What to work on
Your response should reproduce every line of the entries that contains the word "screenshot".

(Items from an interface collection)
----

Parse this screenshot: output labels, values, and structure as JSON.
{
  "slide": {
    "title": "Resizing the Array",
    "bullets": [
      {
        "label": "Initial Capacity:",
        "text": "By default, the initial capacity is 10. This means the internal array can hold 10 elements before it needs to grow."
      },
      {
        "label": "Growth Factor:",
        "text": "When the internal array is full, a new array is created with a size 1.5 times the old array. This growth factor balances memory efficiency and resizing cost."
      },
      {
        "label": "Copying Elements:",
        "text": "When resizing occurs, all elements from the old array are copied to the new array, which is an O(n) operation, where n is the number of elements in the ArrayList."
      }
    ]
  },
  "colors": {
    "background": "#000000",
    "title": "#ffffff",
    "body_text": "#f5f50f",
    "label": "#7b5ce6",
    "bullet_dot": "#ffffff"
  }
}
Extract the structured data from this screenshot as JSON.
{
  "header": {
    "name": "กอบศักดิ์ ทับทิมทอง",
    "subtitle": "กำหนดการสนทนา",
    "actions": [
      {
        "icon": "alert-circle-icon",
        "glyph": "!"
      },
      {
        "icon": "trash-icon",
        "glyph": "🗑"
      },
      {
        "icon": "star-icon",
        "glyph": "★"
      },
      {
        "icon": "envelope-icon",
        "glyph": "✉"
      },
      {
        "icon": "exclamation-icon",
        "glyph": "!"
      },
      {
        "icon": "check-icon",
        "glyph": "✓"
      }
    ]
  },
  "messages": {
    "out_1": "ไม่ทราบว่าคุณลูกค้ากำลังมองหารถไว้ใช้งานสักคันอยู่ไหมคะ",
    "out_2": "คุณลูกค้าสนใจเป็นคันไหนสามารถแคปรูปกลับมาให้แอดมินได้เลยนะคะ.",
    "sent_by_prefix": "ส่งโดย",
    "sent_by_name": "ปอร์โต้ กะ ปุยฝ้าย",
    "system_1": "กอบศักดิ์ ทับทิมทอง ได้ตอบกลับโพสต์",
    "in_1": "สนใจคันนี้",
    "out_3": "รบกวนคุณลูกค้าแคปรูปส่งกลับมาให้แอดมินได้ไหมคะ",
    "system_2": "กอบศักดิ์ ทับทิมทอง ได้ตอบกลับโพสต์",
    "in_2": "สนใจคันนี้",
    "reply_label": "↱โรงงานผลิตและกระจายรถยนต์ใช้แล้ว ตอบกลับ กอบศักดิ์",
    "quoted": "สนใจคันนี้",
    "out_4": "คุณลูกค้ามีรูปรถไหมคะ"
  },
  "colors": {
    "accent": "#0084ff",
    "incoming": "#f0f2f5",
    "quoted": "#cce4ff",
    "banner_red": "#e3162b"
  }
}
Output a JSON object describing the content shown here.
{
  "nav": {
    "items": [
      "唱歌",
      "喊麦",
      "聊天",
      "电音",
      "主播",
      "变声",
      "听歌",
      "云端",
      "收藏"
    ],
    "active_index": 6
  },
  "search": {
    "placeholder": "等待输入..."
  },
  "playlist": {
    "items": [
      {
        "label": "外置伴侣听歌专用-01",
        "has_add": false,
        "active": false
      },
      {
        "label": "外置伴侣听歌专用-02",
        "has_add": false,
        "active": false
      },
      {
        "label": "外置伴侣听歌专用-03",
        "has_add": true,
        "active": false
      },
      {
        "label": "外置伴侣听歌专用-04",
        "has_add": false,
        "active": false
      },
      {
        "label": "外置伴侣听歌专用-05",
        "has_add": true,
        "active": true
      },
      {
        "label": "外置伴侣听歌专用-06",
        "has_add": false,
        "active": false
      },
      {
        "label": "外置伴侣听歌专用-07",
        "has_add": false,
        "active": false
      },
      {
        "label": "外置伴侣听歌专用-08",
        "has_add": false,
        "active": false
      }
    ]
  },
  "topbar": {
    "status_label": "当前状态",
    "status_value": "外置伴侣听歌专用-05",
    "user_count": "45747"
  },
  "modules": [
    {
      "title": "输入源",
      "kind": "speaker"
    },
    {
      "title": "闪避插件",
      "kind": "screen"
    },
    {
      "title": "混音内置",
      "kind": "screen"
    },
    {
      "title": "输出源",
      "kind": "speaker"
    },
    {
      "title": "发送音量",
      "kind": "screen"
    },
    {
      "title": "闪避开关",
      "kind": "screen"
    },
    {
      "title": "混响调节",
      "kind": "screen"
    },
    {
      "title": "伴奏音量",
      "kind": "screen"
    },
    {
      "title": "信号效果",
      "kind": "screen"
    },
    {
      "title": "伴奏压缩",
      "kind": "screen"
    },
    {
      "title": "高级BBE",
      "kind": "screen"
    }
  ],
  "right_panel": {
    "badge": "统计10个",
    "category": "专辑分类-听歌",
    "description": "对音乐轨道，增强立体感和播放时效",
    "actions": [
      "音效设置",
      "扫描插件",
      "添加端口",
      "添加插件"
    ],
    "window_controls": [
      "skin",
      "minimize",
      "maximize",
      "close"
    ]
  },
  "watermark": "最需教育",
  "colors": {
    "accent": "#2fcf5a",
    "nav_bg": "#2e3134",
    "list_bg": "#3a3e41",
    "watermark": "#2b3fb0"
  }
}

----

Problem solution
Parse this screenshot: output labels, values, and structure as JSON.
Extract the structured data from this screenshot as JSON.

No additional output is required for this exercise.